prev2 = prev1;

prev1 = fn;

printf(“%d “, fn);

return fib(n – 1);

}

// function that handles the first two terms and calls the

// recursive function

void printFib(int n)

{

// when the number of terms is less than 1

if (n < 1) {

printf(“Invalid number of terms\n”);

}

// when the number of terms is 1

else if (n == 1) {

printf(“%d “, 0);

}

// when the number of terms is 2

else if (n == 2) {

printf(“%d %d”, 0, 1);

}

// number of terms greater than 2

else {

printf(“%d %d “, 0, 1);

fib(n);

}

return;

}

// driver code

int main()

{

int n = 9;

printFib(n);

return 0;

}

**Fibonacci Series Program in C (Iteration)**

This method iterates and prints the current term using one of the C loops. F1 and F2, the first two terms, are dealt with independently. The next two terms are then stored in two variables, which we maintain updated while printing the subsequent term.

// C Program to print the Fibonacci series using iteration

// (loops)

#include <stdio.h>

// function to print Fibonacci series

void printFib(int n)

{

if (n < 1) {

printf(“Invalid Number of terms\n”);

return;

}

// when number of terms is greater than 0

int prev1 = 1;

int prev2 = 0;

// for loop to print Fibonacci series

for (int i = 1; i <= n; i++) {

if (i > 2) {

int num = prev1 + prev2;

prev2 = prev1;

prev1 = num;

printf(“%d “, num);

}

// for first two terms

if (i == 1) {

printf(“%d “, prev2);

}

if (i == 2) {

printf(“%d “, prev1);

}

}

}

// driver code

int main()

{

int n = 9;

printFib(n);

return 0;

}

**How Does a Program Compute Fibonacci Function?**

It’s critical to first grasp the underlying idea of the Fibonacci sequence to fully appreciate the mechanics of how a program computes the Fibonacci series. Starting with 0 and going up to 1, the Fibonacci sequence is a series of numbers in which each number is equal to the sum of the two numbers that came before it. Formally, the relation defines the sequence:

F(n) = F(n-1) + F(n-2)

where the nth term in the Fibonacci sequence is denoted by F(n).

Now let’s examine how an iterative method (a ‘for’ loop, for instance) and a recursive method are used in software to compute the Fibonacci function.

**Iterative Approach**

**Loop through the Sequence:**After that, the program launches an n-time loop.**Initialise Variables:**The initial values of two variables (t1 and t2), which correspond to the first two numbers in the Fibonacci sequence, are 0 and 1, respectively.**Input From User:**Users are prompted by the program to enter the desired number of Fibonacci sequence terms to be calculated.
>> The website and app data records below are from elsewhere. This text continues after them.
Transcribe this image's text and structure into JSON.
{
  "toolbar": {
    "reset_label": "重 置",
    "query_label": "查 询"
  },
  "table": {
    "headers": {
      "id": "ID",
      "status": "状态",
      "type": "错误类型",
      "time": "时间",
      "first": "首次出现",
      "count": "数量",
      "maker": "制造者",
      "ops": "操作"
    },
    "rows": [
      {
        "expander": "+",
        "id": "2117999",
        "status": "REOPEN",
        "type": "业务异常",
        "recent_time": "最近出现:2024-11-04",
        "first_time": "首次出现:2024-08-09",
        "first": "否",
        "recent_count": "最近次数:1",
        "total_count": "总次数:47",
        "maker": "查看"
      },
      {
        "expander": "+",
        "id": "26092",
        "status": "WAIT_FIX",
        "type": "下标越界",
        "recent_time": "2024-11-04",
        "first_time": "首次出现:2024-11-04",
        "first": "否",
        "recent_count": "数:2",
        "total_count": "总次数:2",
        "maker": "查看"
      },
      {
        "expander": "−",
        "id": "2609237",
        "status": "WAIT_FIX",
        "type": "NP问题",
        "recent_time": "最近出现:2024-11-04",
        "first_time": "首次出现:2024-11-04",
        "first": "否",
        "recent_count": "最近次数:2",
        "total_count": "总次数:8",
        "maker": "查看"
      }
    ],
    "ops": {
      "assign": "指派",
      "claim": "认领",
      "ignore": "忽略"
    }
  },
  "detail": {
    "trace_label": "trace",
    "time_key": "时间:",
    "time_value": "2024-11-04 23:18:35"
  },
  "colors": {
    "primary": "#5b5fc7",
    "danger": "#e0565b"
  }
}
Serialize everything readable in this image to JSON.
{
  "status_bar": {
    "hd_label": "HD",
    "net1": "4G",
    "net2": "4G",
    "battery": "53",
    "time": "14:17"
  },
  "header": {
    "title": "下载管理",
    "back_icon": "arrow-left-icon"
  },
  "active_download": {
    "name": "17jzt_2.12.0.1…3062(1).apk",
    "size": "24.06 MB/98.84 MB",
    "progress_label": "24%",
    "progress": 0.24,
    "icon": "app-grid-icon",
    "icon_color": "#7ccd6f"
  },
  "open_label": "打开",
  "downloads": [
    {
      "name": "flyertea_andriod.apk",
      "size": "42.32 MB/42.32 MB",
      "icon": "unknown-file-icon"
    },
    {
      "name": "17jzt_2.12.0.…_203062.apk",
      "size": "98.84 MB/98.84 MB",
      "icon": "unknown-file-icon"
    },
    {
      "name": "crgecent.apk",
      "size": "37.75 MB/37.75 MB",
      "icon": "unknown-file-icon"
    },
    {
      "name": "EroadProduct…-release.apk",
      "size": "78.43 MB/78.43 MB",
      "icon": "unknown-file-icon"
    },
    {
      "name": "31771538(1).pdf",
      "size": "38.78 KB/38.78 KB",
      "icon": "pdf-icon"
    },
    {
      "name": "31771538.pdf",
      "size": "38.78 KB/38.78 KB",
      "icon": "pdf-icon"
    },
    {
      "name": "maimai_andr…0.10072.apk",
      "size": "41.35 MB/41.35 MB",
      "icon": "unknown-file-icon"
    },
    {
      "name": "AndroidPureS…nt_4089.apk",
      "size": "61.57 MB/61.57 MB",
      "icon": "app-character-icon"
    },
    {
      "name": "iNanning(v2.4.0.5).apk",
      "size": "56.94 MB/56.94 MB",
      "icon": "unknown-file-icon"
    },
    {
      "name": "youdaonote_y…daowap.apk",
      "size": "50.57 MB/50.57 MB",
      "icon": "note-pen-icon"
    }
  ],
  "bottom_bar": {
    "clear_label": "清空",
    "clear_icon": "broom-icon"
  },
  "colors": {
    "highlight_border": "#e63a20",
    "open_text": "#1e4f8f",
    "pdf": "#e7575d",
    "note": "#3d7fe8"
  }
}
The variable n contains this value.**Calculate the Next Term:**The sum of t1 and t2 is computed inside the loop to determine the next term, and this result is saved in a new variable called next term.**Update Variables:**To prepare for the upcoming iteration, the variables t1 and t2 are updated. t2 receives the value of nextTerm, and t1 receives the current value of t2.**Print the Term:**The loop continues to the next iteration until it has run n times, at which point the current term (t1) is printed.

**Recursive Approach**

**Print the Result:**Next, each function call’s outcome is printed, providing the Fibonacci series.**Base Cases:**We specify what ought to occur for our base cases, n = 0 and n = 1, inside the function. The function should yield a result of 0 for n = 0 and a result of 1 for n = 1.**Recursive Call:**The function calls itself twice, once with argument n-1 and once with n-2, if n is neither 0 nor 1. The total of these two calls is then returned by the function.**Function Definition****:**According to its definition, the Fibonacci function accepts an integer n as an input. The position in the Fibonacci sequence that this argument represents is the one for which we are looking for the number.**Invoke the Recursive Function:**We use the argument that corresponds to the position in the sequence for which we want to find the number to call our Fibonacci function from our main program. For as many terms as we want to calculate, we repeat this.

**Conclusion**

The Fibonacci series is a sequence in which every number is equal to the sum of the two numbers that came before it, starting with 0 and 1. This post describes how to use both recursion and iteration to implement the Fibonacci Series Program in C. It highlights the advantages of each approach by going over the basic ideas, providing code samples, and outlining the specific procedures for each.